◆ Your task:
Below is a block of records. Copy every line in it that contains the word "icon".

◆ Extracted records:
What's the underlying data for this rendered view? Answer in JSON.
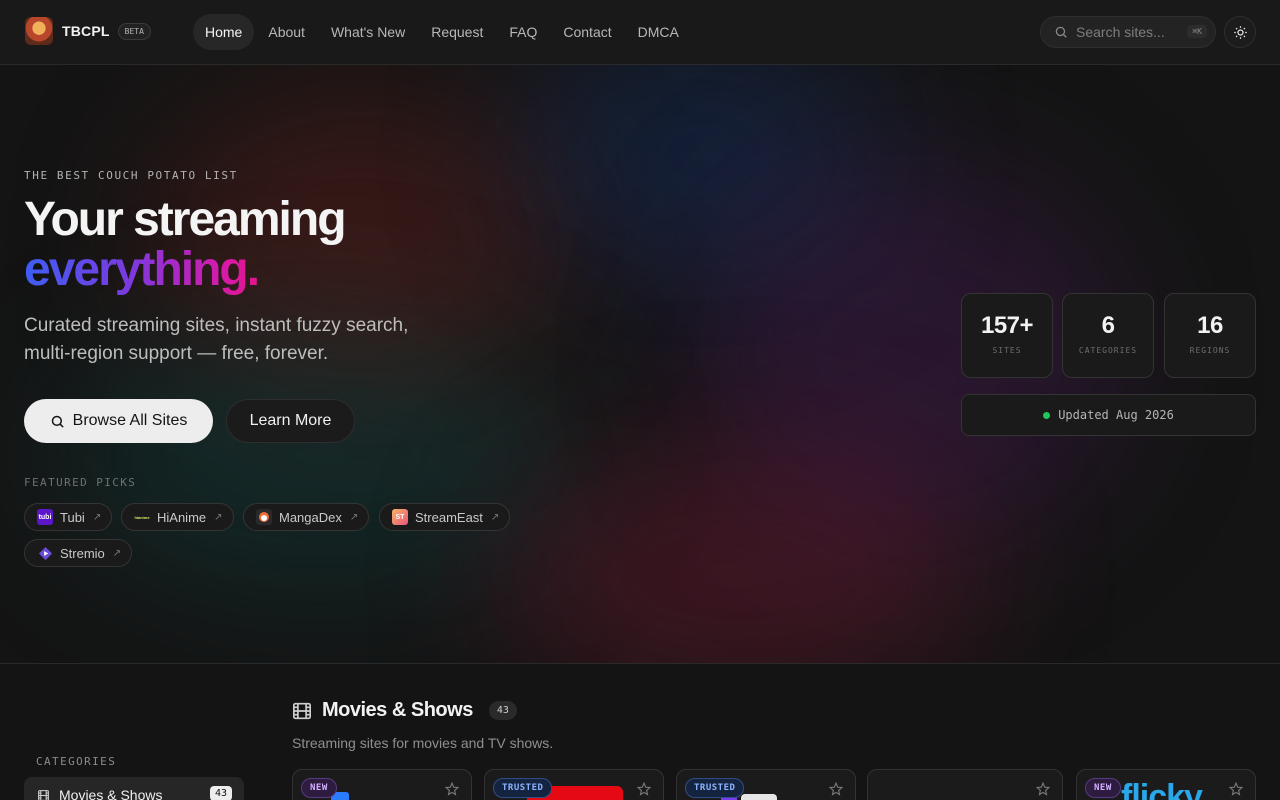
{
  "nav": {
    "brand": "TBCPL",
    "badge": "BETA",
    "links": [
      "Home",
      "About",
      "What's New",
      "Request",
      "FAQ",
      "Contact",
      "DMCA"
    ],
    "search_placeholder": "Search sites...",
    "shortcut": "⌘K"
  },
  "hero": {
    "eyebrow": "THE BEST COUCH POTATO LIST",
    "title_line1": "Your streaming",
    "title_line2": "everything.",
    "subtitle": "Curated streaming sites, instant fuzzy search, multi-region support — free, forever.",
    "browse_label": "Browse All Sites",
    "learn_label": "Learn More",
    "featured_label": "FEATURED PICKS",
    "featured": [
      {
        "name": "Tubi",
        "icon": "tubi-icon",
        "color": "#5b16c9",
        "mark": "tubi"
      },
      {
        "name": "HiAnime",
        "icon": "hianime-icon",
        "color": "#1a1a1a",
        "mark": "hianime"
      },
      {
        "name": "MangaDex",
        "icon": "mangadex-icon",
        "color": "#f26c3a",
        "mark": ""
      },
      {
        "name": "StreamEast",
        "icon": "streameast-icon",
        "color": "#f08a5d",
        "mark": "ST"
      },
      {
        "name": "Stremio",
        "icon": "stremio-icon",
        "color": "#6a4bdc",
        "mark": ""
      }
    ],
    "stats": [
      {
        "value": "157+",
        "label": "SITES"
      },
      {
        "value": "6",
        "label": "CATEGORIES"
      },
      {
        "value": "16",
        "label": "REGIONS"
      }
    ],
    "updated": "Updated Aug 2026"
  },
  "sidebar": {
    "label": "CATEGORIES",
    "active_item": {
      "name": "Movies & Shows",
      "count": "43"
    }
  },
  "section": {
    "title": "Movies & Shows",
    "count": "43",
    "subtitle": "Streaming sites for movies and TV shows.",
    "cards": [
      {
        "badge": "NEW",
        "badge_type": "new",
        "logo": "",
        "logo_color": "#2a7bff"
      },
      {
        "badge": "TRUSTED",
        "badge_type": "trusted",
        "logo": "",
        "logo_color": "#e50914"
      },
      {
        "badge": "TRUSTED",
        "badge_type": "trusted",
        "logo": "",
        "logo_color": "#7a3cf0"
      },
      {
        "badge": "",
        "badge_type": "",
        "logo": "",
        "logo_color": "#333333"
      },
      {
        "badge": "NEW",
        "badge_type": "new",
        "logo": "flicky",
        "logo_color": "#2aa7e8"
      }
    ]
  }
}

◆ Solution:
        "icon": "tubi-icon",
        "icon": "hianime-icon",
        "icon": "mangadex-icon",
        "icon": "streameast-icon",
        "icon": "stremio-icon",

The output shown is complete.